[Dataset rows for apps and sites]

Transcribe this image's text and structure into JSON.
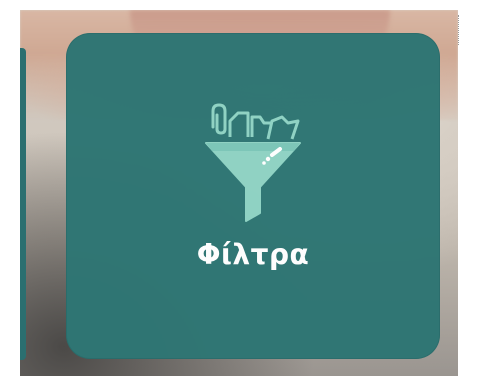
{
  "card": {
    "label": "Φίλτρα",
    "icon": "filter-funnel-with-files-icon",
    "background_color": "#2f7674",
    "icon_color": "#8fd3c4",
    "label_color": "#ffffff"
  }
}
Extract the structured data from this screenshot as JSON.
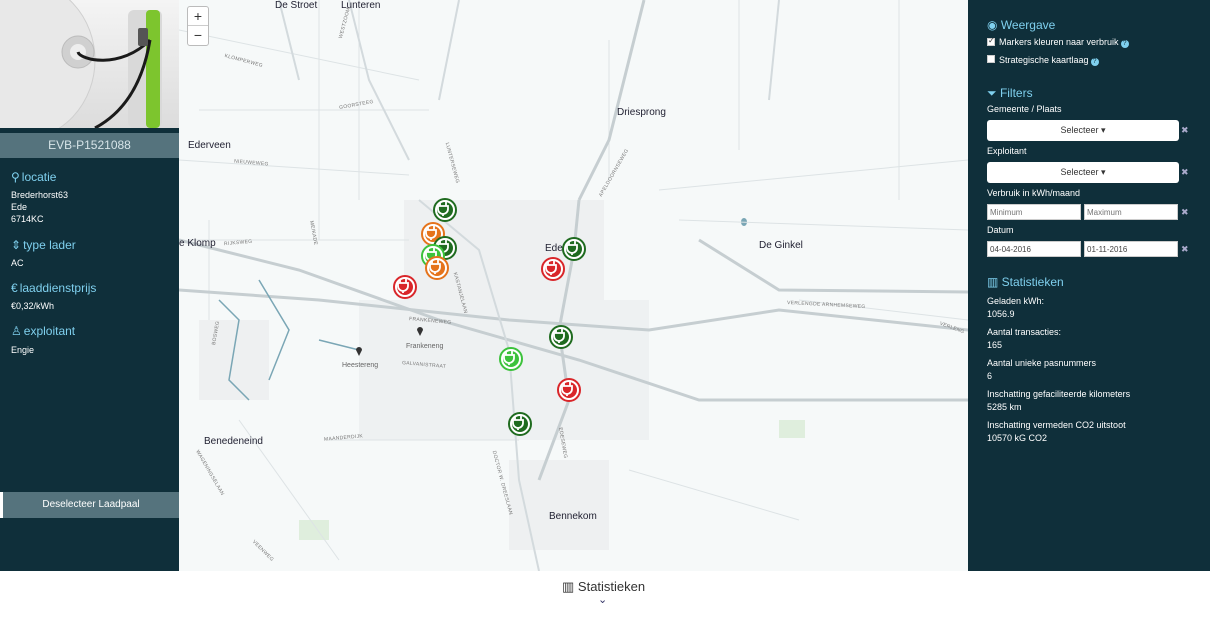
{
  "station": {
    "id": "EVB-P1521088",
    "location_heading": "locatie",
    "address": [
      "Brederhorst63",
      "Ede",
      "6714KC"
    ],
    "type_heading": "type lader",
    "type_value": "AC",
    "price_heading": "laaddienstprijs",
    "price_value": "€0,32/kWh",
    "operator_heading": "exploitant",
    "operator_value": "Engie",
    "deselect_label": "Deselecteer Laadpaal"
  },
  "map": {
    "zoom_in": "+",
    "zoom_out": "−",
    "places": [
      "De Stroet",
      "Lunteren",
      "Driesprong",
      "Ederveen",
      "De Ginkel",
      "e Klomp",
      "Ede",
      "Frankeneng",
      "Heestereng",
      "Benedeneind",
      "Bennekom"
    ],
    "streets": [
      "WESTZOOM",
      "KLOMPERWEG",
      "GOORSTEEG",
      "LUNTERSEWEG",
      "NIEUWEWEG",
      "RIJKSWEG",
      "MEIKADE",
      "APELDOORNSEWEG",
      "VERLENGDE ARNHEMSEWEG",
      "FRANKENEWEG",
      "GALVANISTRAAT",
      "MAANDERDIJK",
      "EDESEWEG",
      "DOCTOR W. DREESLAAN",
      "KASTANJELAAN",
      "WAGENINGSELAAN",
      "VEENWEG",
      "VERLENG",
      "BOSWEG"
    ],
    "markers": [
      {
        "status": "high",
        "color": "#1f6b1f"
      },
      {
        "status": "medium",
        "color": "#e5731b"
      },
      {
        "status": "high",
        "color": "#1f6b1f"
      },
      {
        "status": "low",
        "color": "#3cc23c"
      },
      {
        "status": "medium",
        "color": "#e5731b"
      },
      {
        "status": "very-high",
        "color": "#d9262a"
      },
      {
        "status": "high",
        "color": "#1f6b1f"
      },
      {
        "status": "very-high",
        "color": "#d9262a"
      },
      {
        "status": "high",
        "color": "#1f6b1f"
      },
      {
        "status": "low",
        "color": "#3cc23c"
      },
      {
        "status": "very-high",
        "color": "#d9262a"
      },
      {
        "status": "high",
        "color": "#1f6b1f"
      }
    ]
  },
  "panel": {
    "view_heading": "Weergave",
    "marker_color_label": "Markers kleuren naar verbruik",
    "marker_color_checked": true,
    "strategic_label": "Strategische kaartlaag",
    "strategic_checked": false,
    "filters_heading": "Filters",
    "municipality_label": "Gemeente / Plaats",
    "select_label": "Selecteer",
    "operator_label": "Exploitant",
    "usage_label": "Verbruik in kWh/maand",
    "min_placeholder": "Minimum",
    "max_placeholder": "Maximum",
    "date_label": "Datum",
    "date_from": "04-04-2016",
    "date_to": "01-11-2016",
    "stats_heading": "Statistieken",
    "stats": [
      {
        "label": "Geladen kWh:",
        "value": "1056.9"
      },
      {
        "label": "Aantal transacties:",
        "value": "165"
      },
      {
        "label": "Aantal unieke pasnummers",
        "value": "6"
      },
      {
        "label": "Inschatting gefaciliteerde kilometers",
        "value": "5285 km"
      },
      {
        "label": "Inschatting vermeden CO2 uitstoot",
        "value": "10570 kG CO2"
      }
    ]
  },
  "bottom": {
    "stats_button": "Statistieken"
  },
  "colors": {
    "panel_bg": "#0f2f3a",
    "accent": "#7fd0ee",
    "subtle": "#55737d"
  }
}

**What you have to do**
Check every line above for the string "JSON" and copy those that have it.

**Answer box**
Transcribe this image's text and structure into JSON.
Extract the structured data from this screenshot as JSON.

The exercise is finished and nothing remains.